Embattled Montana Chief U.S. District Judge Richard Cebull last year warned law school graduates about the perils of electronic communication.
Cebull, who last month made national headlines when the Tribune first reported the judge sent a racist, misogynistic email about President Barack Obama’s mom from his federal courthouse computer, is facing a judicial inquiry. Leading Democrats on the House Judiciary Committee have called for a congressional hearing into Cebull’s conduct, and nearly 3,000 people have signed the Montana Human Rights Network’s petition seeking Cebull’s resignation.
Perhaps if Cebull had heeded the advice he gave to law school graduates less than a year ago he wouldn’t be in this situation.
Cebull -- lamenting the “old days” when attorneys met face to face instead of sending hasty, angry emails -- told the 2011 graduating class at the University of Montana School of Law to think twice before clicking the send button on certain emails.

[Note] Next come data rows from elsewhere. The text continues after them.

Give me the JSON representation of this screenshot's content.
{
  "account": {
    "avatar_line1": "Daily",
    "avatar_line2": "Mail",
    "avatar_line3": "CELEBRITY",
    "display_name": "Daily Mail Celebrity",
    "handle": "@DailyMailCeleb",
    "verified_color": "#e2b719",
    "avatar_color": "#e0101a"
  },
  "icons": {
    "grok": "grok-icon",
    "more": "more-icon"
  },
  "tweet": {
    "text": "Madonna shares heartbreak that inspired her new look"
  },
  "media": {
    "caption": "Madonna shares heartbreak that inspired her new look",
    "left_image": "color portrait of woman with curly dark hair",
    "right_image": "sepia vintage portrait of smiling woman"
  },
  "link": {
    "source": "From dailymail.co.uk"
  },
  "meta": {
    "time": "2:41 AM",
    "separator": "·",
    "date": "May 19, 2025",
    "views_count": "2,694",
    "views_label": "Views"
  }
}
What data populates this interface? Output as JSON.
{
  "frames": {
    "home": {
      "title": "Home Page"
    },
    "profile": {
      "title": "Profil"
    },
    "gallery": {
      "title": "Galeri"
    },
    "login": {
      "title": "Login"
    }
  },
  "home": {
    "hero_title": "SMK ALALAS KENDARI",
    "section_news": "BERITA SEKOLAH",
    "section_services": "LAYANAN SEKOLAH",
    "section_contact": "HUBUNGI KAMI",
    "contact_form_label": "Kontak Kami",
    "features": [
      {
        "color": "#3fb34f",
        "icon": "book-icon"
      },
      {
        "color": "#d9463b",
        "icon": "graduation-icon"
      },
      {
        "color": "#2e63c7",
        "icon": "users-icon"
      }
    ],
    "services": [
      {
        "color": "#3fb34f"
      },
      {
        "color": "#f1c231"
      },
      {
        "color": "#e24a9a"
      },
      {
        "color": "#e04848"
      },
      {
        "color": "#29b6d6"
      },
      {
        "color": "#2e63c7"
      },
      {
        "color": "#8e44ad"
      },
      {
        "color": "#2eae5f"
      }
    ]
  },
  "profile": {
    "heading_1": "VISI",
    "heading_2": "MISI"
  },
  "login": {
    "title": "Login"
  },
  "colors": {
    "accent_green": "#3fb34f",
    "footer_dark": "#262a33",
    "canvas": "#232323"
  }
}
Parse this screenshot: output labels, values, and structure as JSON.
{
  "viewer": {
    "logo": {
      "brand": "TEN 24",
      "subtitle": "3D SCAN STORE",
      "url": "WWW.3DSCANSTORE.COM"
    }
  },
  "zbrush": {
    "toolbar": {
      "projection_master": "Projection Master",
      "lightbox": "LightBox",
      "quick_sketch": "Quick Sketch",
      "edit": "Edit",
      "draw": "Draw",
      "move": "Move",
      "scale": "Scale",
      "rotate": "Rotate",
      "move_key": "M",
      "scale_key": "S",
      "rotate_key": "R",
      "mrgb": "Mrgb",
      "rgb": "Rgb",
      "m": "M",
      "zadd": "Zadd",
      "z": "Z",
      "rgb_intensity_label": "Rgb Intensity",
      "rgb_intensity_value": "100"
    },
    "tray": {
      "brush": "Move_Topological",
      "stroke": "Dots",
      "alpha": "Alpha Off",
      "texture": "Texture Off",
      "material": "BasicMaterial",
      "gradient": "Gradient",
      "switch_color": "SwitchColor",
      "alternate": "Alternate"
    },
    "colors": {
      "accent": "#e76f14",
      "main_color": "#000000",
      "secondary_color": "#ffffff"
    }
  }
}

“In the old days I'd dictate a scathing letter to opposing counsel who deserved it, let it sit on my desk for a day or two. That was before I'd consider signing the letter or sending it off. Each time that occurred I never signed the letter and it was never sent.
Why? Because I had the opportunity to think about it.
In the present day, and I know this just from the volumes of emails that I receive in support of various motions, the lawyer sits at a computer, furiously types out an email, and then without thinking about it he moves the curser up to send, hits a button and off it goes.
What's wrong with that scenario? You didn't give yourself time to reflect on the comments and the statements you made in your email. Probably the biggest problem is you can't take it back.”
Not only can you not take it back, but as Cebull is now keenly aware, electronic communication can go viral in flash, and you can’t control how wide or how far it will spread.
Here’s the audio of the entire address. The warning about emails starts about 15:30.